Gray begins to make the case for this with the album opener, Remind Me Who I Am. The song is the lead single from the new album, and Jason cites it as one of the most important songs on the record. “It picks up where I Am New from my last record left off. It’s about identity,” Gray explains. “I began to wonder why exactly do I sin? I was raised to believe that we sin because of willful rebellion, but the thing is most of the time when I sin, I don’t want to sin, so it’s almost like I’m doing it against my will. I wonder if I sin less because of willful rebellion and more because I forget who I am. We run to all these other things – like relationships, materialism, career, etc. in hopes they will give us a sense of worth, but they can never fully name us. If we would only run to Christ, he would remind us who we really are. He says, ‘you are enough because I said so. You are my beloved bride. You are the adopted child that I chose. You are my treasure.’”
In addition to impassioned anthems like No Thief Like Fear, the album also contains such buoyant numbers as Good to be Alive, a summertime tune which finds Gray proclaiming, I want to live like there’s no tomorrow/Love like I’m on borrowed time/It’s good to be alive. The album closes with the worshipful Jesus We Are Grateful. “It’s significant that the last verse kind of takes us back to where the album began,” Gray says. “It goes back to resting in our identity as the one who God loves. There is security in that, deep, deep assurance of God’s love and knowing that His heart towards us is kindness and compassion.”
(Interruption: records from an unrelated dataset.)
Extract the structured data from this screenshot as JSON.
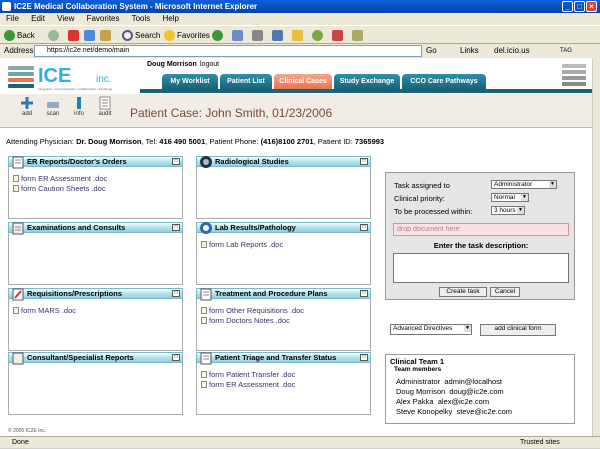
{
  "browser": {
    "title": "IC2E Medical Collaboration System - Microsoft Internet Explorer",
    "menu": [
      "File",
      "Edit",
      "View",
      "Favorites",
      "Tools",
      "Help"
    ],
    "toolbar": {
      "back": "Back",
      "search": "Search",
      "favorites": "Favorites"
    },
    "address_label": "Address",
    "url": "https://ic2e.net/demo/main",
    "go": "Go",
    "links": "Links",
    "delicious": "del.icio.us",
    "tag": "TAG",
    "status": "Done",
    "trusted": "Trusted sites"
  },
  "header": {
    "logo_text": "ICE",
    "logo_sub": "inc.",
    "logo_tagline": "Integration • Communication • Collaboration • Exchange",
    "user": "Doug Morrison",
    "logout": "logout",
    "tabs": [
      "My Worklist",
      "Patient List",
      "Clinical Cases",
      "Study Exchange",
      "CCO Care Pathways"
    ],
    "active_tab": "Clinical Cases"
  },
  "actions": [
    {
      "label": "add"
    },
    {
      "label": "scan"
    },
    {
      "label": "info"
    },
    {
      "label": "audit"
    }
  ],
  "case": {
    "title": "Patient Case: John Smith, 01/23/2006",
    "attending_label": "Attending Physician:",
    "physician": "Dr. Doug Morrison",
    "tel_label": ", Tel:",
    "tel": "416 490 5001",
    "phone_label": ", Patient Phone:",
    "phone": "(416)8100 2701",
    "id_label": ", Patient ID:",
    "id": "7365993"
  },
  "panels": [
    {
      "title": "ER Reports/Doctor's Orders",
      "docs": [
        "form ER Assessment .doc",
        "form Caution Sheets .doc"
      ]
    },
    {
      "title": "Radiological Studies",
      "docs": []
    },
    {
      "title": "Examinations and Consults",
      "docs": []
    },
    {
      "title": "Lab Results/Pathology",
      "docs": [
        "form Lab Reports .doc"
      ]
    },
    {
      "title": "Requisitions/Prescriptions",
      "docs": [
        "form MARS .doc"
      ]
    },
    {
      "title": "Treatment and Procedure Plans",
      "docs": [
        "form Other Requisitions .doc",
        "form Doctors Notes .doc"
      ]
    },
    {
      "title": "Consultant/Specialist Reports",
      "docs": []
    },
    {
      "title": "Patient Triage and Transfer Status",
      "docs": [
        "form Patient Transfer .doc",
        "form ER Assessment .doc"
      ]
    }
  ],
  "task": {
    "assigned_label": "Task assigned to",
    "assigned_value": "Administrator",
    "priority_label": "Clinical priority:",
    "priority_value": "Normal",
    "within_label": "To be processed within:",
    "within_value": "3 hours",
    "drop": "drop document here",
    "desc_label": "Enter the task description:",
    "create": "Create task",
    "cancel": "Cancel"
  },
  "advanced": {
    "select_value": "Advanced Directives",
    "button": "add clinical form"
  },
  "team": {
    "title": "Clinical Team 1",
    "subtitle": "Team members",
    "members": [
      {
        "name": "Administrator",
        "email": "admin@localhost"
      },
      {
        "name": "Doug Morrison",
        "email": "doug@ic2e.com"
      },
      {
        "name": "Alex Pakka",
        "email": "alex@ic2e.com"
      },
      {
        "name": "Steve Konopelky",
        "email": "steve@ic2e.com"
      }
    ]
  },
  "footer": "© 2005 IC2E Inc.",
  "colors": {
    "teal": "#1b6278",
    "orange": "#e8744f",
    "title_brown": "#7a4a35"
  }
}
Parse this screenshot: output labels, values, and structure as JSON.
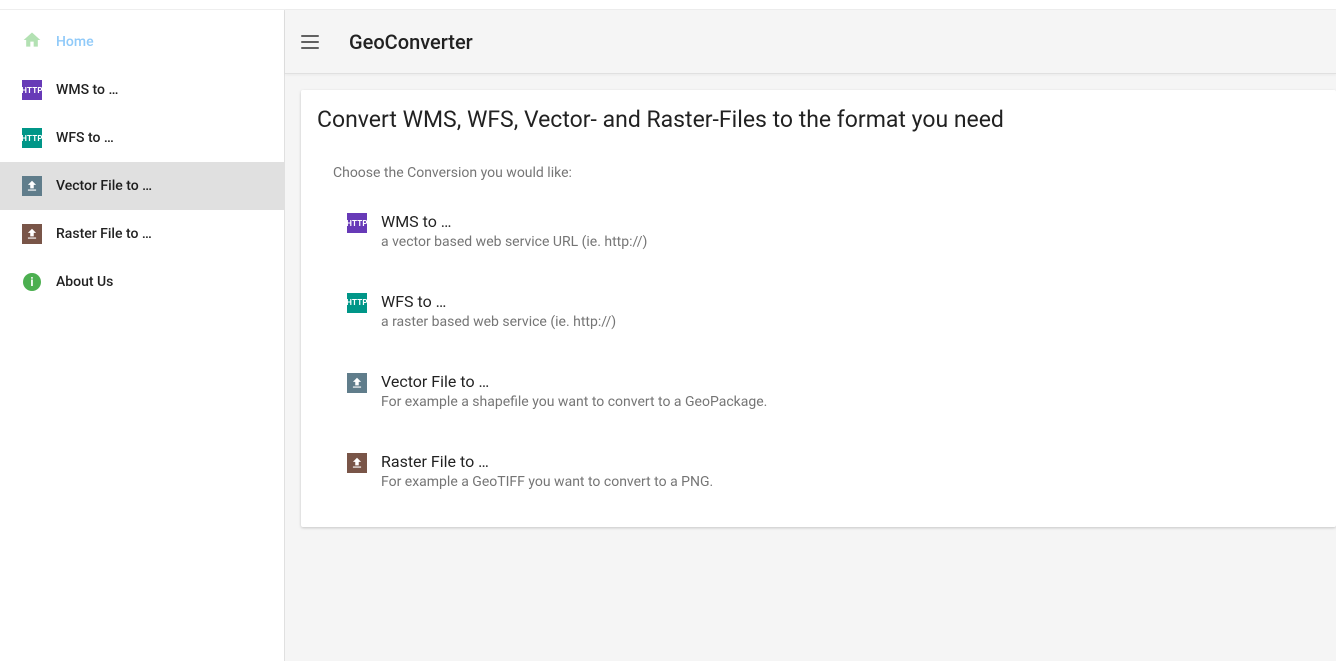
{
  "app_title": "GeoConverter",
  "sidebar": {
    "items": [
      {
        "label": "Home",
        "icon": "home",
        "state": "active"
      },
      {
        "label": "WMS to …",
        "icon": "http-purple"
      },
      {
        "label": "WFS to …",
        "icon": "http-teal"
      },
      {
        "label": "Vector File to …",
        "icon": "upload-gray",
        "state": "selected"
      },
      {
        "label": "Raster File to …",
        "icon": "upload-brown"
      },
      {
        "label": "About Us",
        "icon": "info"
      }
    ]
  },
  "main": {
    "heading": "Convert WMS, WFS, Vector- and Raster-Files to the format you need",
    "instruction": "Choose the Conversion you would like:",
    "options": [
      {
        "title": "WMS to …",
        "desc": "a vector based web service URL (ie. http://)",
        "icon": "http-purple"
      },
      {
        "title": "WFS to …",
        "desc": "a raster based web service (ie. http://)",
        "icon": "http-teal"
      },
      {
        "title": "Vector File to …",
        "desc": "For example a shapefile you want to convert to a GeoPackage.",
        "icon": "upload-gray"
      },
      {
        "title": "Raster File to …",
        "desc": "For example a GeoTIFF you want to convert to a PNG.",
        "icon": "upload-brown"
      }
    ]
  },
  "icon_http_text": "HTTP"
}
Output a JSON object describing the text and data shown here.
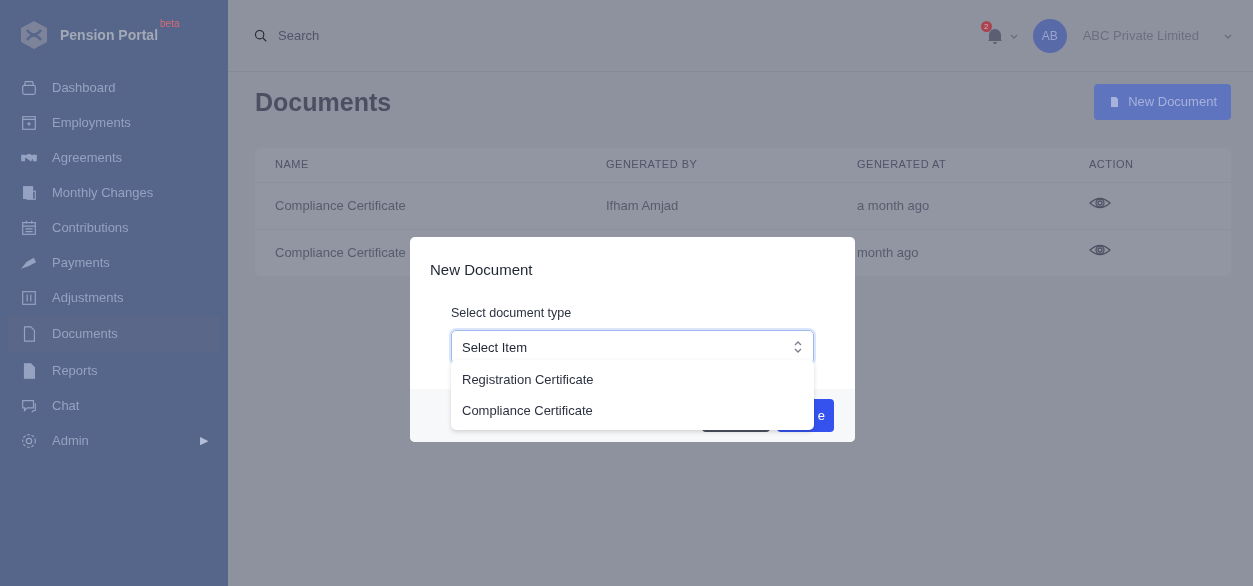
{
  "sidebar": {
    "brand": "Pension Portal",
    "brand_badge": "beta",
    "items": [
      {
        "label": "Dashboard",
        "selected": false
      },
      {
        "label": "Employments",
        "selected": false
      },
      {
        "label": "Agreements",
        "selected": false
      },
      {
        "label": "Monthly Changes",
        "selected": false
      },
      {
        "label": "Contributions",
        "selected": false
      },
      {
        "label": "Payments",
        "selected": false
      },
      {
        "label": "Adjustments",
        "selected": false
      },
      {
        "label": "Documents",
        "selected": true
      },
      {
        "label": "Reports",
        "selected": false
      },
      {
        "label": "Chat",
        "selected": false
      },
      {
        "label": "Admin",
        "selected": false,
        "submenu_arrow": "▶"
      }
    ]
  },
  "topbar": {
    "search": {
      "placeholder": "Search"
    },
    "notification_count": "2",
    "avatar_initials": "AB",
    "company": "ABC Private Limited"
  },
  "page": {
    "title": "Documents",
    "new_button": "New Document"
  },
  "table": {
    "columns": [
      "NAME",
      "GENERATED BY",
      "GENERATED AT",
      "ACTION"
    ],
    "rows": [
      {
        "name": "Compliance Certificate",
        "generated_by": "Ifham Amjad",
        "generated_at": "a month ago"
      },
      {
        "name": "Compliance Certificate",
        "generated_by": "",
        "generated_at": "month ago"
      }
    ]
  },
  "modal": {
    "title": "New Document",
    "field_label": "Select document type",
    "select_value": "Select Item",
    "options": [
      "Registration Certificate",
      "Compliance Certificate"
    ],
    "save_button_visible_text": "e"
  }
}
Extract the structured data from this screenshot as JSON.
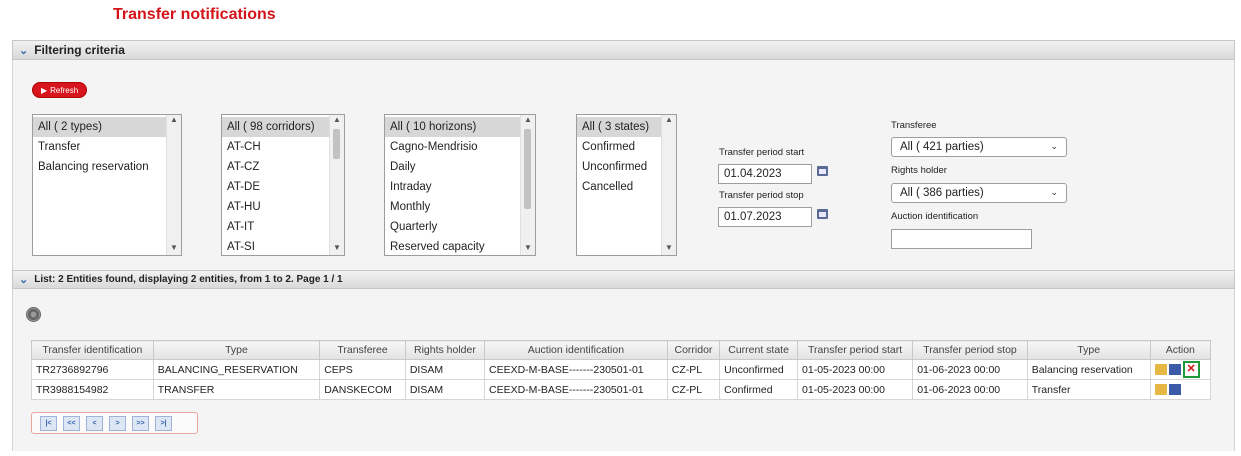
{
  "page_title": "Transfer notifications",
  "filtering": {
    "header": "Filtering criteria",
    "refresh_label": "Refresh",
    "types": [
      "All ( 2 types)",
      "Transfer",
      "Balancing reservation"
    ],
    "corridors": [
      "All ( 98 corridors)",
      "AT-CH",
      "AT-CZ",
      "AT-DE",
      "AT-HU",
      "AT-IT",
      "AT-SI"
    ],
    "horizons": [
      "All ( 10 horizons)",
      "Cagno-Mendrisio",
      "Daily",
      "Intraday",
      "Monthly",
      "Quarterly",
      "Reserved capacity"
    ],
    "states": [
      "All ( 3 states)",
      "Confirmed",
      "Unconfirmed",
      "Cancelled"
    ],
    "period_start_label": "Transfer period start",
    "period_start_value": "01.04.2023",
    "period_stop_label": "Transfer period stop",
    "period_stop_value": "01.07.2023",
    "transferee_label": "Transferee",
    "transferee_value": "All ( 421 parties)",
    "rights_holder_label": "Rights holder",
    "rights_holder_value": "All ( 386 parties)",
    "auction_label": "Auction identification",
    "auction_value": ""
  },
  "list": {
    "header": "List: 2 Entities found, displaying 2 entities, from 1 to 2. Page 1 / 1",
    "columns": [
      "Transfer identification",
      "Type",
      "Transferee",
      "Rights holder",
      "Auction identification",
      "Corridor",
      "Current state",
      "Transfer period start",
      "Transfer period stop",
      "Type",
      "Action"
    ],
    "rows": [
      [
        "TR2736892796",
        "BALANCING_RESERVATION",
        "CEPS",
        "DISAM",
        "CEEXD-M-BASE-------230501-01",
        "CZ-PL",
        "Unconfirmed",
        "01-05-2023 00:00",
        "01-06-2023 00:00",
        "Balancing reservation"
      ],
      [
        "TR3988154982",
        "TRANSFER",
        "DANSKECOM",
        "DISAM",
        "CEEXD-M-BASE-------230501-01",
        "CZ-PL",
        "Confirmed",
        "01-05-2023 00:00",
        "01-06-2023 00:00",
        "Transfer"
      ]
    ],
    "delete_symbol": "✕"
  },
  "pager": [
    "|<",
    "<<",
    "<",
    ">",
    ">>",
    ">|"
  ],
  "colors": {
    "title_red": "#d4141b",
    "refresh_red": "#d8141c",
    "highlight_green": "#1f9a3a"
  }
}
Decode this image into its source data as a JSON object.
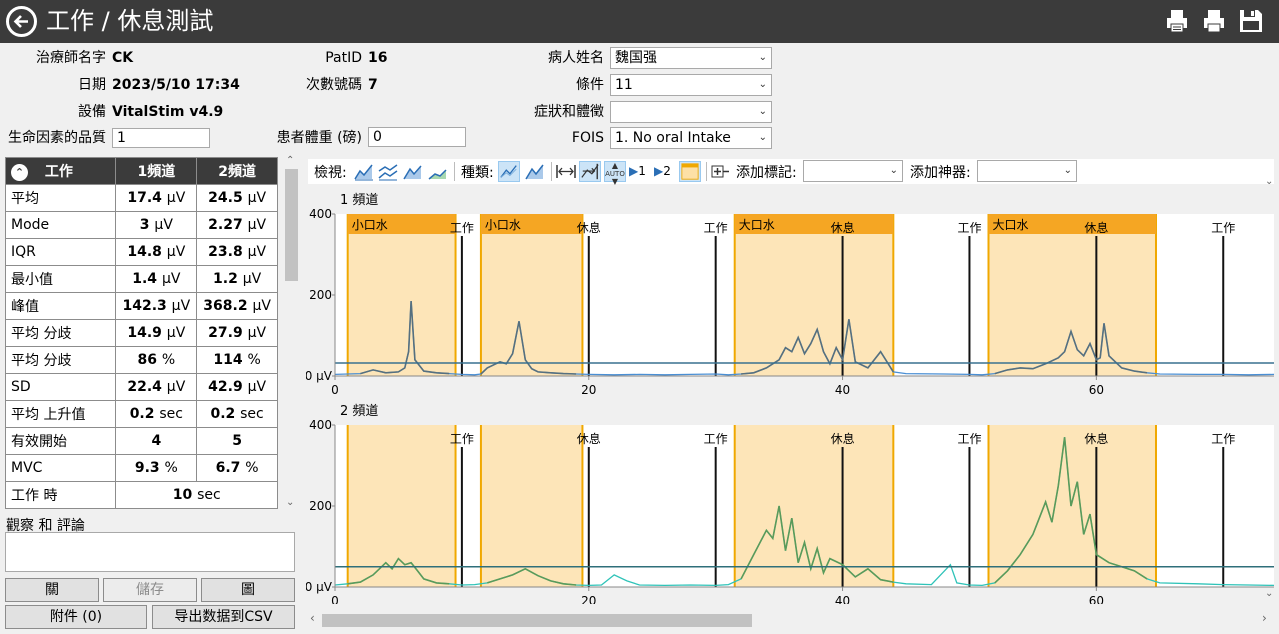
{
  "app": {
    "title": "工作 / 休息測試"
  },
  "info": {
    "therapist_label": "治療師名字",
    "therapist_value": "CK",
    "date_label": "日期",
    "date_value": "2023/5/10 17:34",
    "device_label": "設備",
    "device_value": "VitalStim v4.9",
    "qol_label": "生命因素的品質",
    "qol_value": "1",
    "patid_label": "PatID",
    "patid_value": "16",
    "session_label": "次數號碼",
    "session_value": "7",
    "weight_label": "患者體重 (磅)",
    "weight_value": "0",
    "patient_label": "病人姓名",
    "patient_value": "魏国强",
    "condition_label": "條件",
    "condition_value": "11",
    "symptom_label": "症狀和體徵",
    "symptom_value": "",
    "fois_label": "FOIS",
    "fois_value": "1. No oral Intake"
  },
  "stats": {
    "headers": [
      "工作",
      "1頻道",
      "2頻道"
    ],
    "rows": [
      {
        "label": "平均",
        "c1": "17.4",
        "c1u": "μV",
        "c2": "24.5",
        "c2u": "μV"
      },
      {
        "label": "Mode",
        "c1": "3",
        "c1u": "μV",
        "c2": "2.27",
        "c2u": "μV"
      },
      {
        "label": "IQR",
        "c1": "14.8",
        "c1u": "μV",
        "c2": "23.8",
        "c2u": "μV"
      },
      {
        "label": "最小值",
        "c1": "1.4",
        "c1u": "μV",
        "c2": "1.2",
        "c2u": "μV"
      },
      {
        "label": "峰值",
        "c1": "142.3",
        "c1u": "μV",
        "c2": "368.2",
        "c2u": "μV"
      },
      {
        "label": "平均 分歧",
        "c1": "14.9",
        "c1u": "μV",
        "c2": "27.9",
        "c2u": "μV"
      },
      {
        "label": "平均 分歧",
        "c1": "86",
        "c1u": "%",
        "c2": "114",
        "c2u": "%"
      },
      {
        "label": "SD",
        "c1": "22.4",
        "c1u": "μV",
        "c2": "42.9",
        "c2u": "μV"
      },
      {
        "label": "平均 上升值",
        "c1": "0.2",
        "c1u": "sec",
        "c2": "0.2",
        "c2u": "sec"
      },
      {
        "label": "有效開始",
        "c1": "4",
        "c1u": "",
        "c2": "5",
        "c2u": ""
      },
      {
        "label": "MVC",
        "c1": "9.3",
        "c1u": "%",
        "c2": "6.7",
        "c2u": "%"
      }
    ],
    "work_time_label": "工作 時",
    "work_time_value": "10",
    "work_time_unit": "sec"
  },
  "notes": {
    "label": "觀察 和 評論",
    "value": ""
  },
  "buttons": {
    "close": "關",
    "save": "儲存",
    "chart": "圖",
    "attach": "附件 (0)",
    "export": "导出数据到CSV"
  },
  "toolbar": {
    "view_label": "檢視:",
    "type_label": "種類:",
    "add_marker_label": "添加標記:",
    "add_device_label": "添加神器:",
    "auto_label": "AUTO",
    "ch1_btn": "1",
    "ch2_btn": "2"
  },
  "charts": {
    "channel1_title": "1 頻道",
    "channel2_title": "2 頻道",
    "y_ticks": [
      "400",
      "200",
      "0 μV"
    ],
    "x_ticks": [
      "0",
      "20",
      "40",
      "60"
    ],
    "events": [
      {
        "label": "小口水",
        "start": 1,
        "end": 9.5
      },
      {
        "label": "小口水",
        "start": 11.5,
        "end": 19.5
      },
      {
        "label": "大口水",
        "start": 31.5,
        "end": 44
      },
      {
        "label": "大口水",
        "start": 51.5,
        "end": 64.7
      }
    ],
    "markers": [
      {
        "label": "工作",
        "t": 10
      },
      {
        "label": "休息",
        "t": 20
      },
      {
        "label": "工作",
        "t": 30
      },
      {
        "label": "休息",
        "t": 40
      },
      {
        "label": "工作",
        "t": 50
      },
      {
        "label": "休息",
        "t": 60
      },
      {
        "label": "工作",
        "t": 70
      }
    ]
  },
  "chart_data": [
    {
      "type": "line",
      "title": "1 頻道",
      "xlim": [
        0,
        74
      ],
      "ylim": [
        0,
        400
      ],
      "x_ticks": [
        0,
        20,
        40,
        60
      ],
      "y_ticks": [
        0,
        200,
        400
      ],
      "threshold": 32,
      "series": [
        {
          "x": [
            0,
            2,
            3,
            4,
            5,
            5.5,
            5.8,
            6,
            6.3,
            7,
            8,
            9,
            10,
            11,
            11.5,
            12,
            13,
            13.5,
            14,
            14.5,
            15,
            15.5,
            16,
            17,
            18,
            19,
            20,
            22,
            24,
            26,
            28,
            30,
            31,
            32,
            33,
            34,
            35,
            35.5,
            36,
            36.5,
            37,
            37.5,
            38,
            38.5,
            39,
            39.5,
            40,
            40.5,
            41,
            42,
            43,
            44,
            45,
            48,
            50,
            51,
            52,
            53,
            54,
            55,
            56,
            57,
            57.5,
            58,
            58.5,
            59,
            59.5,
            60,
            60.3,
            60.6,
            61,
            62,
            63,
            64,
            65,
            68,
            70,
            72,
            74
          ],
          "y": [
            4,
            6,
            15,
            8,
            10,
            20,
            60,
            185,
            40,
            12,
            8,
            6,
            4,
            3,
            5,
            20,
            35,
            30,
            55,
            135,
            40,
            18,
            10,
            8,
            6,
            5,
            4,
            3,
            4,
            3,
            4,
            5,
            3,
            5,
            8,
            20,
            40,
            70,
            60,
            95,
            55,
            80,
            115,
            60,
            30,
            70,
            40,
            140,
            35,
            20,
            60,
            10,
            6,
            5,
            4,
            3,
            6,
            15,
            20,
            18,
            30,
            45,
            60,
            110,
            65,
            50,
            80,
            40,
            45,
            130,
            50,
            20,
            12,
            8,
            5,
            4,
            4,
            3,
            4
          ]
        }
      ]
    },
    {
      "type": "line",
      "title": "2 頻道",
      "xlim": [
        0,
        74
      ],
      "ylim": [
        0,
        400
      ],
      "x_ticks": [
        0,
        20,
        40,
        60
      ],
      "y_ticks": [
        0,
        200,
        400
      ],
      "threshold": 50,
      "series": [
        {
          "x": [
            0,
            1,
            2,
            3,
            4,
            4.5,
            5,
            5.5,
            6,
            6.5,
            7,
            8,
            9,
            10,
            11,
            12,
            13,
            14,
            15,
            16,
            17,
            18,
            19,
            20,
            21,
            22,
            23,
            24,
            26,
            28,
            30,
            31,
            32,
            33,
            34,
            34.5,
            35,
            35.5,
            36,
            36.5,
            37,
            37.5,
            38,
            38.5,
            39,
            40,
            41,
            42,
            43,
            44,
            45,
            47,
            48.5,
            49,
            50,
            51,
            52,
            53,
            54,
            55,
            55.5,
            56,
            56.5,
            57,
            57.5,
            58,
            58.5,
            59,
            59.5,
            60,
            61,
            62,
            63,
            64,
            65,
            68,
            70,
            72,
            74
          ],
          "y": [
            5,
            8,
            12,
            30,
            60,
            45,
            70,
            55,
            60,
            40,
            20,
            10,
            8,
            5,
            6,
            10,
            20,
            30,
            45,
            28,
            15,
            8,
            5,
            4,
            5,
            30,
            15,
            5,
            4,
            5,
            4,
            6,
            20,
            80,
            140,
            120,
            200,
            90,
            170,
            60,
            110,
            45,
            95,
            35,
            70,
            55,
            25,
            45,
            18,
            12,
            8,
            6,
            55,
            10,
            5,
            4,
            10,
            40,
            80,
            130,
            170,
            210,
            160,
            250,
            370,
            200,
            260,
            130,
            180,
            80,
            60,
            50,
            40,
            20,
            10,
            8,
            6,
            5,
            4
          ]
        }
      ]
    }
  ]
}
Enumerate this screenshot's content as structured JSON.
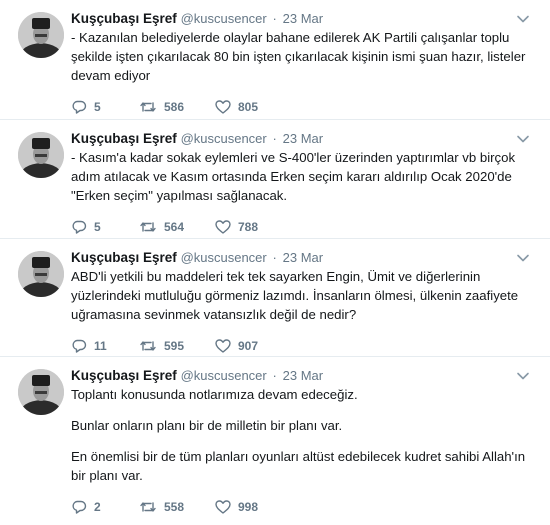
{
  "tweets": [
    {
      "name": "Kuşçubaşı Eşref",
      "handle": "@kuscusencer",
      "date": "23 Mar",
      "paragraphs": [
        "- Kazanılan belediyelerde olaylar bahane edilerek AK Partili çalışanlar toplu şekilde işten çıkarılacak 80 bin işten çıkarılacak kişinin ismi şuan hazır, listeler devam ediyor"
      ],
      "replies": "5",
      "retweets": "586",
      "likes": "805"
    },
    {
      "name": "Kuşçubaşı Eşref",
      "handle": "@kuscusencer",
      "date": "23 Mar",
      "paragraphs": [
        "- Kasım'a kadar sokak eylemleri ve S-400'ler üzerinden yaptırımlar vb birçok adım atılacak ve Kasım ortasında Erken seçim kararı aldırılıp Ocak 2020'de \"Erken seçim\" yapılması sağlanacak."
      ],
      "replies": "5",
      "retweets": "564",
      "likes": "788"
    },
    {
      "name": "Kuşçubaşı Eşref",
      "handle": "@kuscusencer",
      "date": "23 Mar",
      "paragraphs": [
        "ABD'li yetkili bu maddeleri tek tek sayarken Engin, Ümit ve diğerlerinin yüzlerindeki mutluluğu görmeniz lazımdı. İnsanların ölmesi, ülkenin zaafiyete uğramasına sevinmek vatansızlık değil de nedir?"
      ],
      "replies": "11",
      "retweets": "595",
      "likes": "907"
    },
    {
      "name": "Kuşçubaşı Eşref",
      "handle": "@kuscusencer",
      "date": "23 Mar",
      "paragraphs": [
        "Toplantı konusunda notlarımıza devam edeceğiz.",
        "Bunlar onların planı bir de milletin bir planı var.",
        "En önemlisi bir de tüm planları oyunları altüst edebilecek kudret sahibi Allah'ın bir planı var."
      ],
      "replies": "2",
      "retweets": "558",
      "likes": "998"
    }
  ],
  "icons": {
    "reply": "reply-icon",
    "retweet": "retweet-icon",
    "like": "heart-icon",
    "caret": "chevron-down-icon",
    "avatar": "avatar"
  },
  "colors": {
    "name": "#14171a",
    "secondary": "#657786",
    "divider": "#e6ecf0",
    "caret": "#8899a6"
  }
}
Gray finds as many opportunities to live these songs as he sings them. “In the early years of my music career, I was always so anxious about being rejected because my identity was so wrapped up in it,” Grays says of making music. “One of the blessings of getting older is that you learn to not care as much about what other people think. This time around in making a record, my identity wasn’t as entangled in the process. I didn’t feel like this album had to prove my worth in the world so I was less anxious over it and able to enjoy the process a lot more. I felt more free with this project and less afraid. This allowed me to have a lot more gratitude and I hope that gratitude comes through the record when people hear it.”